---------- Supplied information ----------

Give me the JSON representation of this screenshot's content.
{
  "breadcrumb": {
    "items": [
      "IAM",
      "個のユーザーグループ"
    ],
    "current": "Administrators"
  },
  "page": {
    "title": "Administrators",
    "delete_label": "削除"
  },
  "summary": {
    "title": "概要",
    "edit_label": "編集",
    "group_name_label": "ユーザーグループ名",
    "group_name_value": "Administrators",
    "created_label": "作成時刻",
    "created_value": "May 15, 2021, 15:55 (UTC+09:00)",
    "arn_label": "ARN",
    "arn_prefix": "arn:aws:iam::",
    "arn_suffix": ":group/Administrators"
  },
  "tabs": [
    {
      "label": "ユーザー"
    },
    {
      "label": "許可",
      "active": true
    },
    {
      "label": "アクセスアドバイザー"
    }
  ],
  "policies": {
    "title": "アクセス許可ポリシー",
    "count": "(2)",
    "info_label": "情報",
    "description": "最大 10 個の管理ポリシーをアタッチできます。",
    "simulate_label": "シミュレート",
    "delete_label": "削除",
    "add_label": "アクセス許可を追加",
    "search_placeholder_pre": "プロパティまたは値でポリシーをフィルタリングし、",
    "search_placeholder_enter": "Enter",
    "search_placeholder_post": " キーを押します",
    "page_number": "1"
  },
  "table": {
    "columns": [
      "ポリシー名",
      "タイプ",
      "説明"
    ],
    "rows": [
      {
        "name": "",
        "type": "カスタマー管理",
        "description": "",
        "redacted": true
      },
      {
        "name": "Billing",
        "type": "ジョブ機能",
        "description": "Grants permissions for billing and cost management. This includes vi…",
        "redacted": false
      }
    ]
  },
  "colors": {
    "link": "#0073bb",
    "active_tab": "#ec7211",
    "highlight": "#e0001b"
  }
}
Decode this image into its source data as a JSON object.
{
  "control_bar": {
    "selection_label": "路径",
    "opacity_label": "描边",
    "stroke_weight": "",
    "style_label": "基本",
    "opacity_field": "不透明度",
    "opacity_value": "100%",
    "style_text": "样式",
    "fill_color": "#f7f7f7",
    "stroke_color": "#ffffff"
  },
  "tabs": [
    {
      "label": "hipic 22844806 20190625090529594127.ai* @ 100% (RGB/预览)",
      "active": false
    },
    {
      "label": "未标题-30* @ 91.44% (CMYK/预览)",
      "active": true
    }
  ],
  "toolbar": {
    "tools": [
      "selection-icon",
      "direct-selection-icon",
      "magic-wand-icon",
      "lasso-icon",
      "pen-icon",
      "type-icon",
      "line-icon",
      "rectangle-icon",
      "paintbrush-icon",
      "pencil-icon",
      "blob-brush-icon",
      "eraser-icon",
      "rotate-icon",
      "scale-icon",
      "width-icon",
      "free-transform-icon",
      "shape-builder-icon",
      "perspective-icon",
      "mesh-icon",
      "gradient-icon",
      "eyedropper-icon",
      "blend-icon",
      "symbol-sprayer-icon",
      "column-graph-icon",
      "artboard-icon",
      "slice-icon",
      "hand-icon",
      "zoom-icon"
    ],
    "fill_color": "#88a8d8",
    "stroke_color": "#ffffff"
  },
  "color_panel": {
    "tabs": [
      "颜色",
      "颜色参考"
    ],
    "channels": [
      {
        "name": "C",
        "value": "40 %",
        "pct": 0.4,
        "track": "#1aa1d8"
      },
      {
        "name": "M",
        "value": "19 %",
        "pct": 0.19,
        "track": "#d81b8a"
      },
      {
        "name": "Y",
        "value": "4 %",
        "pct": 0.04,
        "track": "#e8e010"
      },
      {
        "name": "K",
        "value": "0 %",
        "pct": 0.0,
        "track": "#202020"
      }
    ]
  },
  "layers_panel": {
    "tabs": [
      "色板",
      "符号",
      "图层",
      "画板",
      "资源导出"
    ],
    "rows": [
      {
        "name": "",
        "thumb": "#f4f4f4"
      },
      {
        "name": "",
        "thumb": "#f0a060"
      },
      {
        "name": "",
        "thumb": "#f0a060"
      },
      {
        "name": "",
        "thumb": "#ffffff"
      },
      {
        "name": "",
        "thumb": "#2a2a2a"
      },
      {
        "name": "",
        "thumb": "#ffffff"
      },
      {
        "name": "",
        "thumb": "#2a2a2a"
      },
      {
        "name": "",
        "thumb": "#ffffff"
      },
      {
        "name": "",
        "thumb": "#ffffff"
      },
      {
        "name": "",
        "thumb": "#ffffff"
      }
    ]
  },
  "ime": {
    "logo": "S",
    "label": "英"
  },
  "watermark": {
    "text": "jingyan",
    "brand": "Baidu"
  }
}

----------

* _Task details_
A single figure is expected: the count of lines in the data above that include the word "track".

* _Task response_
4